### [Exercise brief]
Find all the lines in the material below with the word "kind", and copy them.

### [Working data]
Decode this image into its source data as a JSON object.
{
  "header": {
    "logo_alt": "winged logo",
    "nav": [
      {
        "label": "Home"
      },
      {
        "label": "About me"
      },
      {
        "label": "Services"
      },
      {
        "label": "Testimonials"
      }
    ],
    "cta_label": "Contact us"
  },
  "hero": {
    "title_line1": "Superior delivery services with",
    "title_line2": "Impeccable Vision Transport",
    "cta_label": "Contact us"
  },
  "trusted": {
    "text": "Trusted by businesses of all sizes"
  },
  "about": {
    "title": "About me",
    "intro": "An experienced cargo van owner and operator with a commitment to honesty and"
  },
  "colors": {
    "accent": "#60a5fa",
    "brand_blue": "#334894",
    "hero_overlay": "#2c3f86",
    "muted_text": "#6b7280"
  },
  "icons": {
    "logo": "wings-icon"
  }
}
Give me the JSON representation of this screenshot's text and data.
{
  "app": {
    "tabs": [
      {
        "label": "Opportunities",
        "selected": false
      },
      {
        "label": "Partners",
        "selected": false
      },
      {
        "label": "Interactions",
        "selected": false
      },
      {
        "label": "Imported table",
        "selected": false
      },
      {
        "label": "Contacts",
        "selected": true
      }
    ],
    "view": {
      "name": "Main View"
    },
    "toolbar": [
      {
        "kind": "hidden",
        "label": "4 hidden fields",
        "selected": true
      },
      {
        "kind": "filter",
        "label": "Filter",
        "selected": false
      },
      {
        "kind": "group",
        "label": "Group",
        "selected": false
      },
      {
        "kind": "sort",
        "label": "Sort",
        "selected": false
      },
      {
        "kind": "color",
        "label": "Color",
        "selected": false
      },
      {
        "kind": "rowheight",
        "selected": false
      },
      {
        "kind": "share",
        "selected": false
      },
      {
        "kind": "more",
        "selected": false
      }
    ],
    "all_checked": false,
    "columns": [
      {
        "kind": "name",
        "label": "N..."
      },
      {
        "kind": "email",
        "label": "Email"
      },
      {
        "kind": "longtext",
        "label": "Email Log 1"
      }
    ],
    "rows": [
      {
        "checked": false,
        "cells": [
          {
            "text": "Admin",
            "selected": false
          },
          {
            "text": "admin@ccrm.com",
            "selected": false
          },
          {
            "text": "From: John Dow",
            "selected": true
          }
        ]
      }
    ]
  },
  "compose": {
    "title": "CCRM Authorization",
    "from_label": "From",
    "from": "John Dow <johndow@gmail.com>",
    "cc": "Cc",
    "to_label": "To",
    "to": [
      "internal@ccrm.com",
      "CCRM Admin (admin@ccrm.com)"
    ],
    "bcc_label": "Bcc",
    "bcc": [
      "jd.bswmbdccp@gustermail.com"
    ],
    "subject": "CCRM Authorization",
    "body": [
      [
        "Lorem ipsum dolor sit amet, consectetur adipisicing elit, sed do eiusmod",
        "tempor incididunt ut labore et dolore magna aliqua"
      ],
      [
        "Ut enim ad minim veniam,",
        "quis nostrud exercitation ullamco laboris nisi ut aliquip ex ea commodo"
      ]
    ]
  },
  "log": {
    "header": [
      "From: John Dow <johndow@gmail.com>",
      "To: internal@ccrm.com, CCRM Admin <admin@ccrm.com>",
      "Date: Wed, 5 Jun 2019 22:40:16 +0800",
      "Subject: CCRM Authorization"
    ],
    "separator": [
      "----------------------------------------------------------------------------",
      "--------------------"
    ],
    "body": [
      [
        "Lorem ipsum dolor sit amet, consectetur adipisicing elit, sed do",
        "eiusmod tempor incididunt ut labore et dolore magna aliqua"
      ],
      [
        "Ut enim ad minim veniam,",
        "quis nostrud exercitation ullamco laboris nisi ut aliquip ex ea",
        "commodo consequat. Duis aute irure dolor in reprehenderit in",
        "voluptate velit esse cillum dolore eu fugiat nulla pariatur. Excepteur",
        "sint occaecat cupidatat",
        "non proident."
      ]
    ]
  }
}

### [Exercise response]
        "kind": "hidden",
        "kind": "filter",
        "kind": "group",
        "kind": "sort",
        "kind": "color",
        "kind": "rowheight",
        "kind": "share",
        "kind": "more",
        "kind": "name",
        "kind": "email",
        "kind": "longtext",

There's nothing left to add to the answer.